Among the entries below, find each line with "JSON" and show it.

>>>

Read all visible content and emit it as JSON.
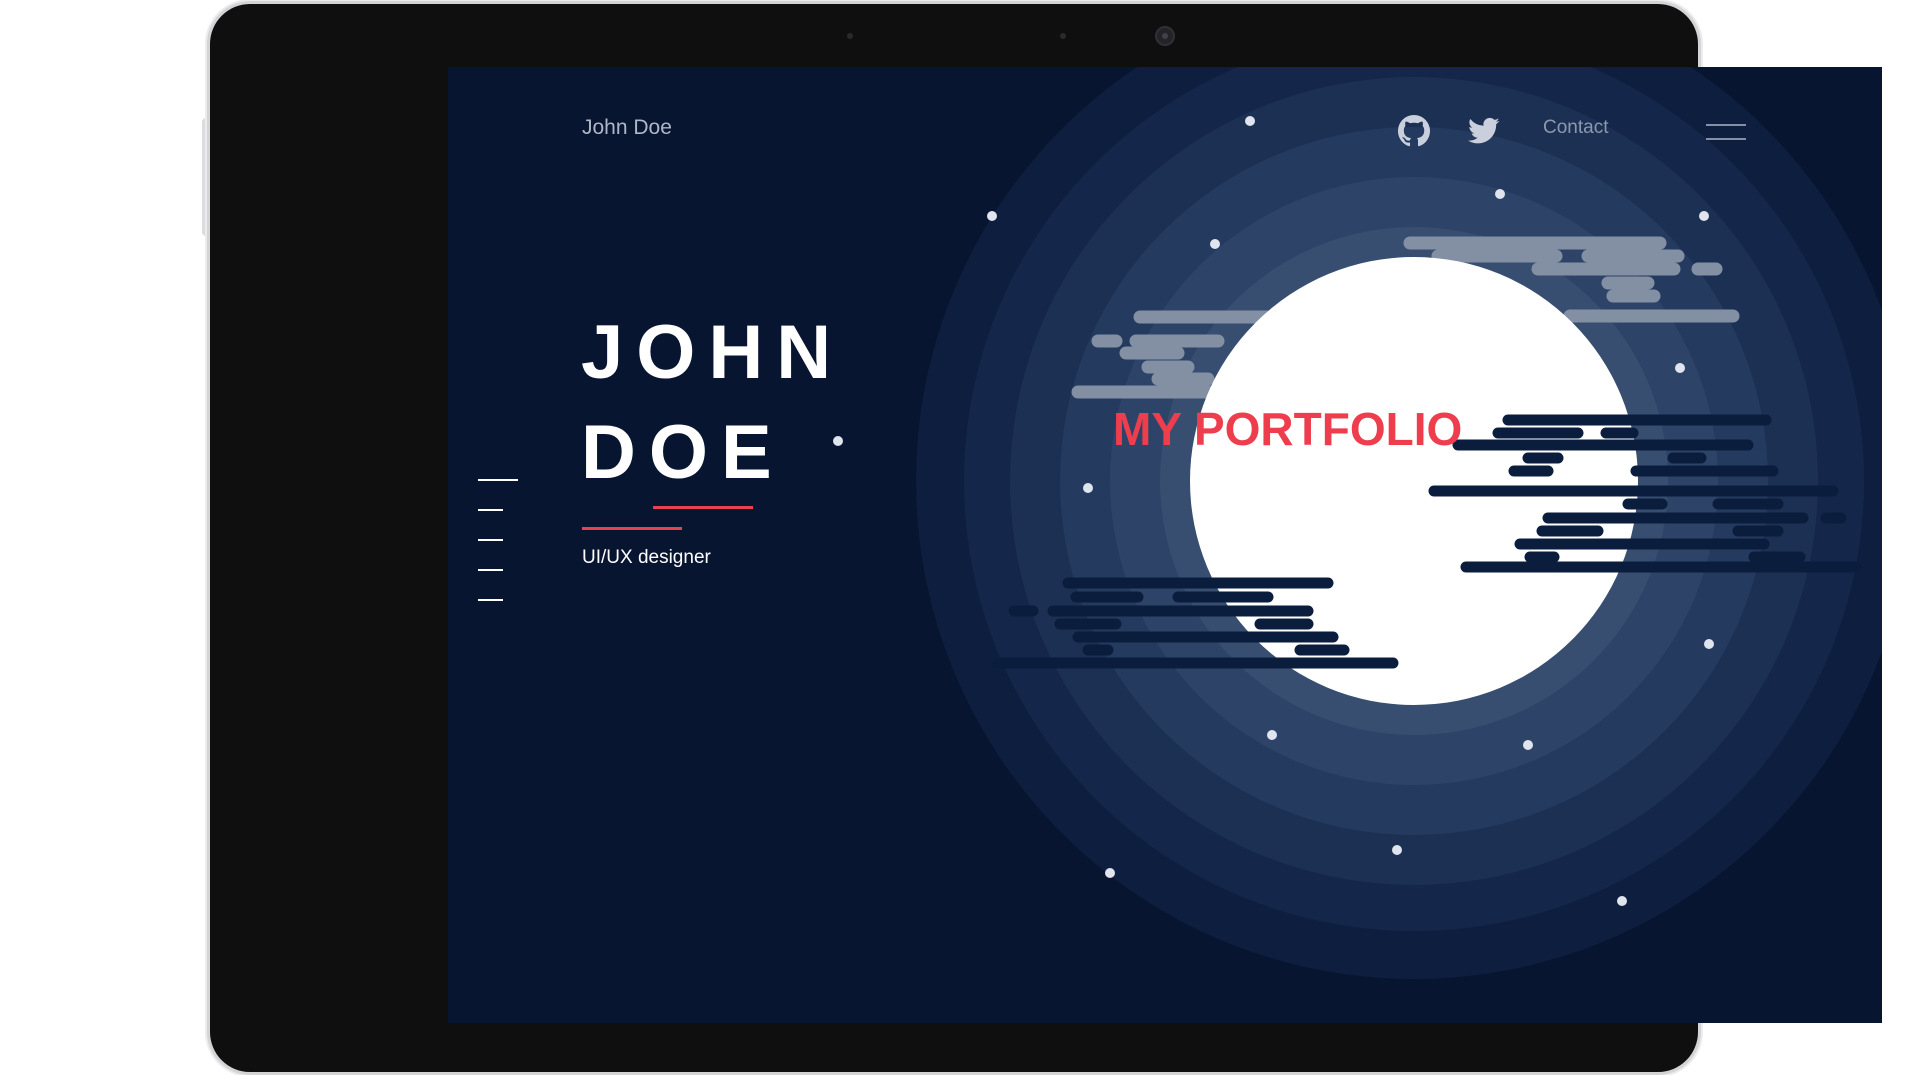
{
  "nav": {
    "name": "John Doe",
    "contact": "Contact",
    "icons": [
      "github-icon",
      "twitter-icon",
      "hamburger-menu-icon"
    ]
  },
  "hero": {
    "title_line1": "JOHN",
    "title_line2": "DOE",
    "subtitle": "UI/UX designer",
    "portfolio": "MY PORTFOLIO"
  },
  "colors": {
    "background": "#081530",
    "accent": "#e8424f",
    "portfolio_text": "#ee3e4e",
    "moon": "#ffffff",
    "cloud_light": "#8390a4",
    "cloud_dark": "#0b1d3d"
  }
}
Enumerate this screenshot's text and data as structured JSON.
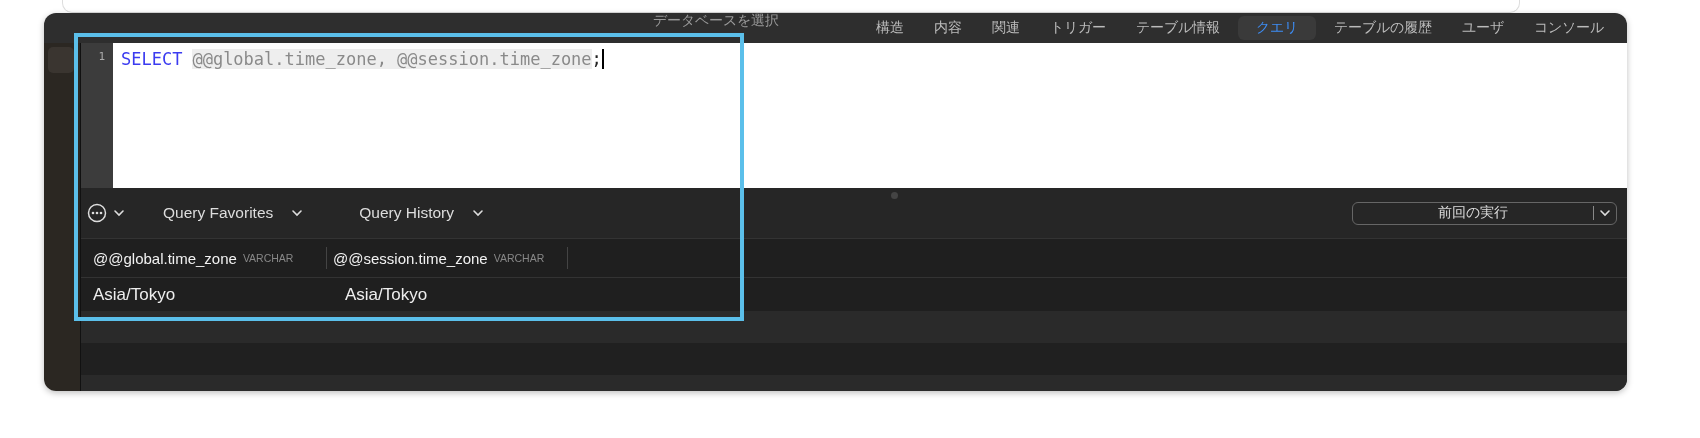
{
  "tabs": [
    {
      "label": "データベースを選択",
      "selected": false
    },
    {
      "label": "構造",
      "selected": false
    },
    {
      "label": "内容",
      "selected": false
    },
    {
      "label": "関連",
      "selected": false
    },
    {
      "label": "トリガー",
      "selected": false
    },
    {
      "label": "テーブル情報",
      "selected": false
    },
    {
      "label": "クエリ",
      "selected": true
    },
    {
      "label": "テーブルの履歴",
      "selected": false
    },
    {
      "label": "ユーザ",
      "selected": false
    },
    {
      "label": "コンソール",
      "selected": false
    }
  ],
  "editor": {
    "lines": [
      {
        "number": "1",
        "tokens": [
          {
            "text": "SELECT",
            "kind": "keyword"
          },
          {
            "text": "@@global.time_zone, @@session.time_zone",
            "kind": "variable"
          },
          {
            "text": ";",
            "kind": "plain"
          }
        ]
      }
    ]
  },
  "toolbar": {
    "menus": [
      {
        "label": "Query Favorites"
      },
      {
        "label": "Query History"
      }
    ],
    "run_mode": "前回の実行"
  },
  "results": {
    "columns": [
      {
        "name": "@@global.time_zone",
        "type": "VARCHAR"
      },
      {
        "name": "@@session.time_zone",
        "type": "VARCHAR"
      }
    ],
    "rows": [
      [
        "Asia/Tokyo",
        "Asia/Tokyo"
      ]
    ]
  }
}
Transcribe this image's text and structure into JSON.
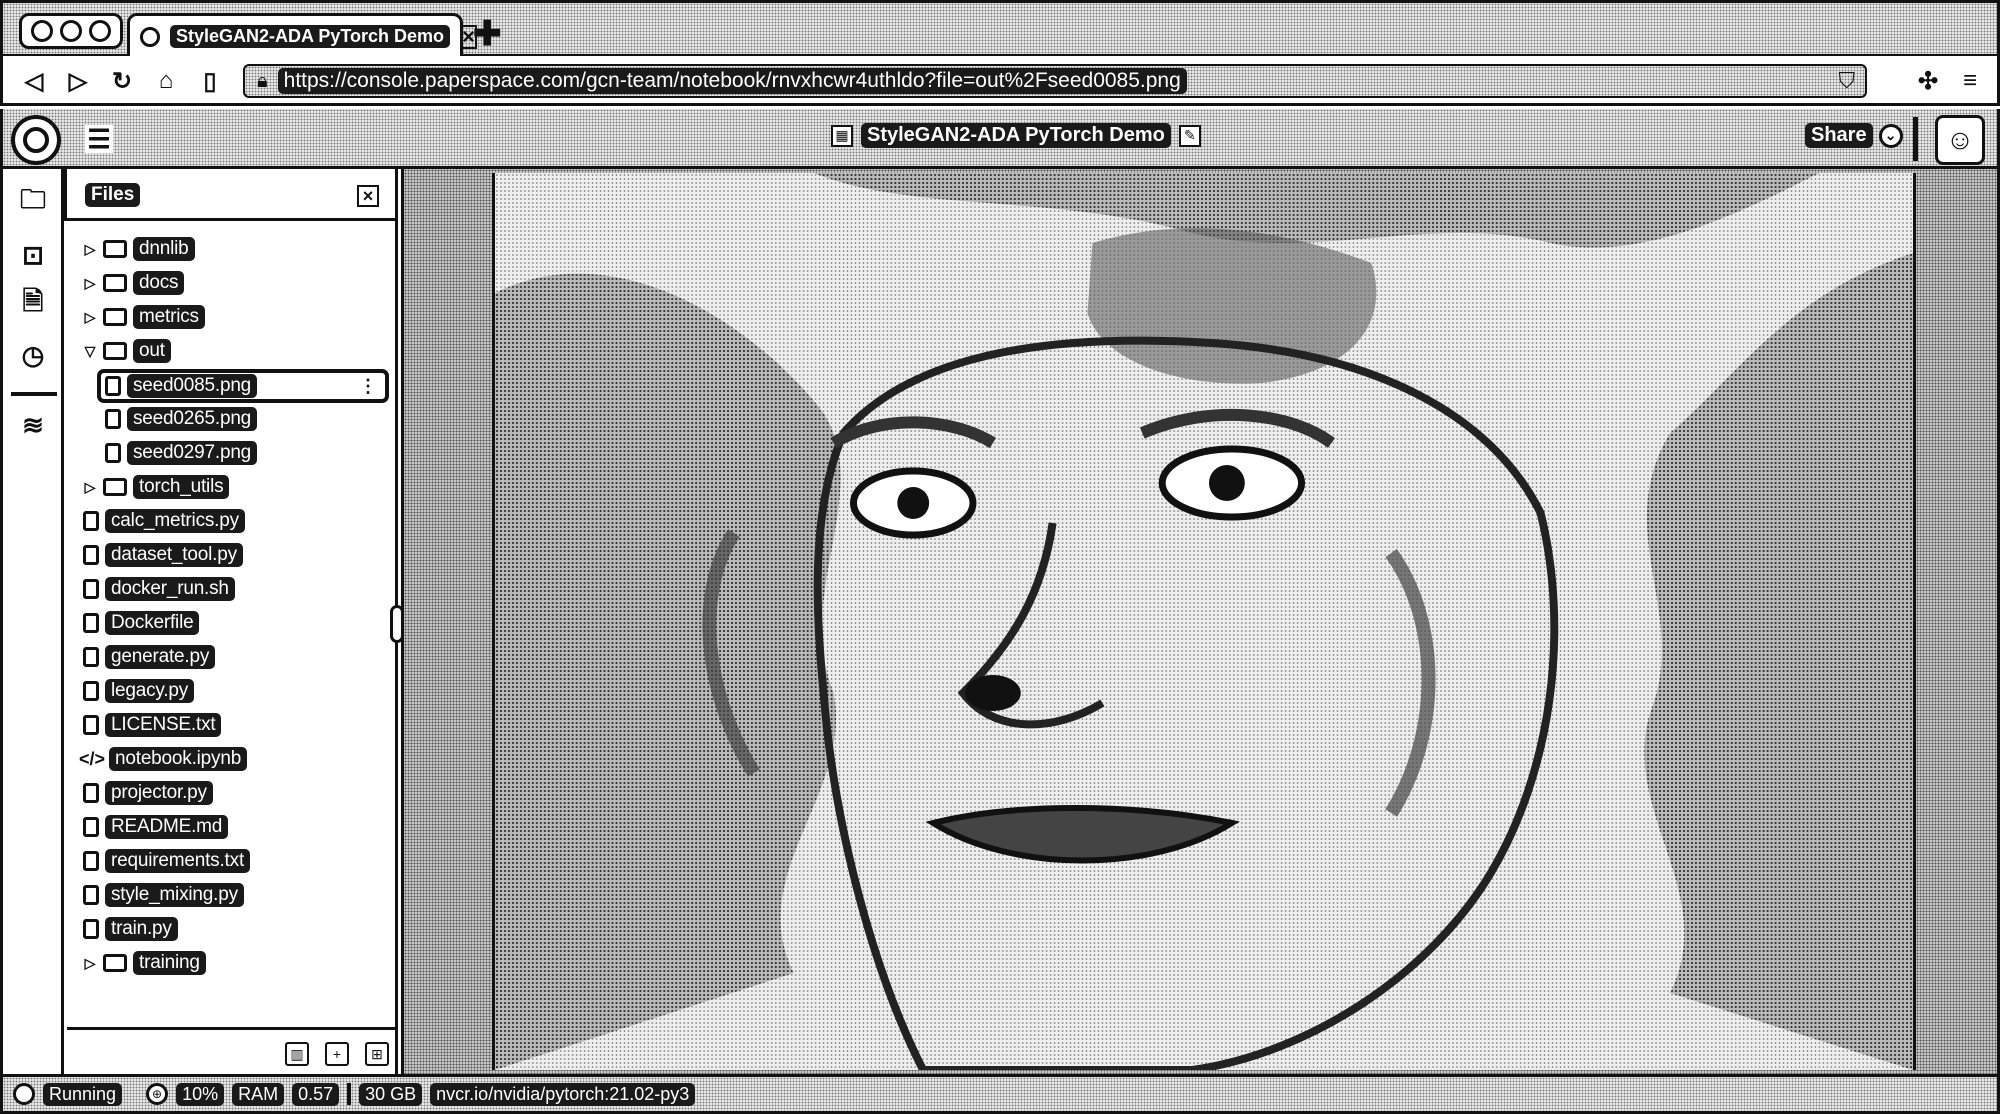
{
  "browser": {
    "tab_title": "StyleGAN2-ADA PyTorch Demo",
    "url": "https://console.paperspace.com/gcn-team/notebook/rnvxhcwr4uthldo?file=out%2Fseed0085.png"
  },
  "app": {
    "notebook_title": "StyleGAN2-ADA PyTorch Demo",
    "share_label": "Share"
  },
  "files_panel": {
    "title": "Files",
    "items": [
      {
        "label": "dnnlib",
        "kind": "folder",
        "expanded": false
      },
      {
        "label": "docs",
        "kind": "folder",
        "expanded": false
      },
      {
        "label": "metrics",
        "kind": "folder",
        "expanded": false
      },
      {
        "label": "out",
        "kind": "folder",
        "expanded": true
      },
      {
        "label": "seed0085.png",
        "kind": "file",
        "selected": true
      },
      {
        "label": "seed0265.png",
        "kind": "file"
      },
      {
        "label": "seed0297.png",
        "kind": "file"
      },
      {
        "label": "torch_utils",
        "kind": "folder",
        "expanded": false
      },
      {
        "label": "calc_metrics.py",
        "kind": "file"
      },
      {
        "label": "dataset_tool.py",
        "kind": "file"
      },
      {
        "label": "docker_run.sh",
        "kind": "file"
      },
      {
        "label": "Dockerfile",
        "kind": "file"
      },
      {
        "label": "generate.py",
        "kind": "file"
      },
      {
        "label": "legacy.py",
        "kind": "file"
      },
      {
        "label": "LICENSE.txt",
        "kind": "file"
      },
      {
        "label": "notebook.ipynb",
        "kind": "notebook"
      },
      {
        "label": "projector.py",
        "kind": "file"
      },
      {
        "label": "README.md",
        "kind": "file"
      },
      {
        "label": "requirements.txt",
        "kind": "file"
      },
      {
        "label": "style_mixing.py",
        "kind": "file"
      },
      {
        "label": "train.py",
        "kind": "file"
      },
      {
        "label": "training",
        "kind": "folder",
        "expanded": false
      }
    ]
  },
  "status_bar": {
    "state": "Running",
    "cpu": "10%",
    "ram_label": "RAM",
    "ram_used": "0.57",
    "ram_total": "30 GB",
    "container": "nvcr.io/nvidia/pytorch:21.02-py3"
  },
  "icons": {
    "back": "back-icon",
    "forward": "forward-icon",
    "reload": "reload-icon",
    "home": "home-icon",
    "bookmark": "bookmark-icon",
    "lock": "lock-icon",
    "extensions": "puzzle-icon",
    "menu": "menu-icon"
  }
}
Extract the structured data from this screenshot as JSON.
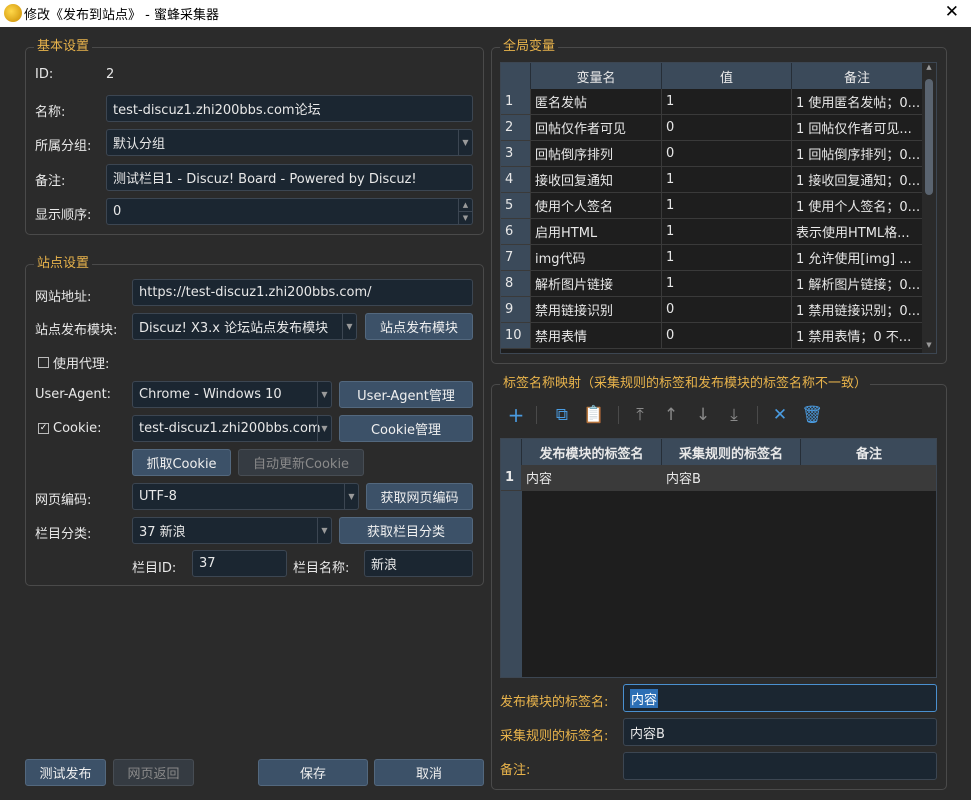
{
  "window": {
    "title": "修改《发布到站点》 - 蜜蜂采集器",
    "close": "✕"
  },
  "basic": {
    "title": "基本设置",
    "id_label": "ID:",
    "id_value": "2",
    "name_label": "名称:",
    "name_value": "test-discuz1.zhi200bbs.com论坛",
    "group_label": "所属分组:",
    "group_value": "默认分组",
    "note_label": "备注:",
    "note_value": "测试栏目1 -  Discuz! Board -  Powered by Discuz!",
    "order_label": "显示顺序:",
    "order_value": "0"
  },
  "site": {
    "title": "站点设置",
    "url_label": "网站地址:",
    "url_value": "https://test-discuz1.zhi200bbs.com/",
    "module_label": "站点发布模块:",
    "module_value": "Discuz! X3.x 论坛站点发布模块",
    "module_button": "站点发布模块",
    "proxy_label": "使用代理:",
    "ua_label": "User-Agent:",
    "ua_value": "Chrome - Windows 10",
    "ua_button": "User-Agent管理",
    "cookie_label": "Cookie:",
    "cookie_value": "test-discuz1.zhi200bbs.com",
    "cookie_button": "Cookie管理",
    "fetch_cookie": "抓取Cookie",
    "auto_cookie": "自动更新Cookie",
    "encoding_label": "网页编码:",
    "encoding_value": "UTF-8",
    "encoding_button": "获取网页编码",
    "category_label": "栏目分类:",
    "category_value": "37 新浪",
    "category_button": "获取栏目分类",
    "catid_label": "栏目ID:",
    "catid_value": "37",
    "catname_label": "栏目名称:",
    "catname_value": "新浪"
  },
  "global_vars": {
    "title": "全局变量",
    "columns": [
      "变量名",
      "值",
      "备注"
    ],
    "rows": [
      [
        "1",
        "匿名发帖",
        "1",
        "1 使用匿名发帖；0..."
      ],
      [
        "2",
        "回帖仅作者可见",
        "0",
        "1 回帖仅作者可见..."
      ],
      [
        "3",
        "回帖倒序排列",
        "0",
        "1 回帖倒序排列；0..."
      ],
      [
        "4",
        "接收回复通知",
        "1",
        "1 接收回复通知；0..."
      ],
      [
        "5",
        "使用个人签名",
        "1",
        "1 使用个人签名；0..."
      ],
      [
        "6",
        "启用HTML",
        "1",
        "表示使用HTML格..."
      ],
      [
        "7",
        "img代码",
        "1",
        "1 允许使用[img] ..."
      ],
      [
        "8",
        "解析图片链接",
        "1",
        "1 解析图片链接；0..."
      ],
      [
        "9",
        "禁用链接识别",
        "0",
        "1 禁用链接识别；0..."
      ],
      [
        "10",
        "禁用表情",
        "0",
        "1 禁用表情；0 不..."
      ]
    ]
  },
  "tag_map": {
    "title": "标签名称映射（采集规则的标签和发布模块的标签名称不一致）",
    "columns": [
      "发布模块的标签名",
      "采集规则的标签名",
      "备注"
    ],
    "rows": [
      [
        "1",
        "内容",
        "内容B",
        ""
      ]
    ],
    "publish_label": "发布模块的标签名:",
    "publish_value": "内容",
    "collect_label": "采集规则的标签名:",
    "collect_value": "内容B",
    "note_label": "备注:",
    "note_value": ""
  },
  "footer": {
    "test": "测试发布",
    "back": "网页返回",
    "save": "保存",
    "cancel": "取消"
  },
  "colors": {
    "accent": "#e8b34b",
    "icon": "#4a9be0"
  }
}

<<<

Solved exercise
Read all visible content and emit it as JSON.
Enumerate this screenshot's text and data as structured JSON.
Transcribe this image's text and structure into JSON.
Extract the structured data from this screenshot as JSON.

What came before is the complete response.